* [Exercise] Your job is to copy all the entries precisely as they stand.

* [Data for analysis]
----------------------------------------
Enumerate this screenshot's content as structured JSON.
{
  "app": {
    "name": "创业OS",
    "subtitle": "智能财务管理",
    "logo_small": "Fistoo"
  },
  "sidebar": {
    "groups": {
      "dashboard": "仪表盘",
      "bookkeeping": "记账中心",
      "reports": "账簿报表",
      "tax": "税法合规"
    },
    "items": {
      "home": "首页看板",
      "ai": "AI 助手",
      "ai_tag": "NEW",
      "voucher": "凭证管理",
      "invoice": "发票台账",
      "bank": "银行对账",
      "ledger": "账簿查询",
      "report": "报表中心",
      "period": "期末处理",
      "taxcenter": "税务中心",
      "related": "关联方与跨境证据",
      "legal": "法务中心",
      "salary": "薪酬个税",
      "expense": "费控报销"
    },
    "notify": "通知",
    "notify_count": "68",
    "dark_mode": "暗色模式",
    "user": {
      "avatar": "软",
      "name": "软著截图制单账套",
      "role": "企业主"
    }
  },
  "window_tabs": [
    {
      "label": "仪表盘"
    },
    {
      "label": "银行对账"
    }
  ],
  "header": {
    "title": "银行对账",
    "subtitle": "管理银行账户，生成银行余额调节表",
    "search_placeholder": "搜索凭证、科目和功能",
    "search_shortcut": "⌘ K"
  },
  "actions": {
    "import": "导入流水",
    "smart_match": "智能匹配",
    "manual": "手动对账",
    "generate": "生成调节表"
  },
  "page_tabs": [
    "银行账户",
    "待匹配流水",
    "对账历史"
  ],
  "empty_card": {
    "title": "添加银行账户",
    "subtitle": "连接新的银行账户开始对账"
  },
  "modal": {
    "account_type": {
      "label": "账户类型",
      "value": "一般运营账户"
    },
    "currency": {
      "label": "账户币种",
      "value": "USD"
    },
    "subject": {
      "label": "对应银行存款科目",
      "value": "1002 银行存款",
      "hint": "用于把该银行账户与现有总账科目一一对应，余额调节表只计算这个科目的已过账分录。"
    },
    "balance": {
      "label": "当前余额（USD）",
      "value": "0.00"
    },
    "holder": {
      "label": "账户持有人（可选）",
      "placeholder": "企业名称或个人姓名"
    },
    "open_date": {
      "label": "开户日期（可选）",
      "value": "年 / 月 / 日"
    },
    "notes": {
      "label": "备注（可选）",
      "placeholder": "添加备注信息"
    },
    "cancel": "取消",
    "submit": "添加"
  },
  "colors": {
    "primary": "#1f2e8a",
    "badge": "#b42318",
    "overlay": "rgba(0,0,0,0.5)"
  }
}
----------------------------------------
* [Problem solution]
Enumerate this screenshot's content as structured JSON.
{
  "app": {
    "name": "创业OS",
    "subtitle": "智能财务管理",
    "logo_small": "Fistoo"
  },
  "sidebar": {
    "groups": {
      "dashboard": "仪表盘",
      "bookkeeping": "记账中心",
      "reports": "账簿报表",
      "tax": "税法合规"
    },
    "items": {
      "home": "首页看板",
      "ai": "AI 助手",
      "ai_tag": "NEW",
      "voucher": "凭证管理",
      "invoice": "发票台账",
      "bank": "银行对账",
      "ledger": "账簿查询",
      "report": "报表中心",
      "period": "期末处理",
      "taxcenter": "税务中心",
      "related": "关联方与跨境证据",
      "legal": "法务中心",
      "salary": "薪酬个税",
      "expense": "费控报销"
    },
    "notify": "通知",
    "notify_count": "68",
    "dark_mode": "暗色模式",
    "user": {
      "avatar": "软",
      "name": "软著截图制单账套",
      "role": "企业主"
    }
  },
  "window_tabs": [
    {
      "label": "仪表盘"
    },
    {
      "label": "银行对账"
    }
  ],
  "header": {
    "title": "银行对账",
    "subtitle": "管理银行账户，生成银行余额调节表",
    "search_placeholder": "搜索凭证、科目和功能",
    "search_shortcut": "⌘ K"
  },
  "actions": {
    "import": "导入流水",
    "smart_match": "智能匹配",
    "manual": "手动对账",
    "generate": "生成调节表"
  },
  "page_tabs": [
    "银行账户",
    "待匹配流水",
    "对账历史"
  ],
  "empty_card": {
    "title": "添加银行账户",
    "subtitle": "连接新的银行账户开始对账"
  },
  "modal": {
    "account_type": {
      "label": "账户类型",
      "value": "一般运营账户"
    },
    "currency": {
      "label": "账户币种",
      "value": "USD"
    },
    "subject": {
      "label": "对应银行存款科目",
      "value": "1002 银行存款",
      "hint": "用于把该银行账户与现有总账科目一一对应，余额调节表只计算这个科目的已过账分录。"
    },
    "balance": {
      "label": "当前余额（USD）",
      "value": "0.00"
    },
    "holder": {
      "label": "账户持有人（可选）",
      "placeholder": "企业名称或个人姓名"
    },
    "open_date": {
      "label": "开户日期（可选）",
      "value": "年 / 月 / 日"
    },
    "notes": {
      "label": "备注（可选）",
      "placeholder": "添加备注信息"
    },
    "cancel": "取消",
    "submit": "添加"
  },
  "colors": {
    "primary": "#1f2e8a",
    "badge": "#b42318",
    "overlay": "rgba(0,0,0,0.5)"
  }
}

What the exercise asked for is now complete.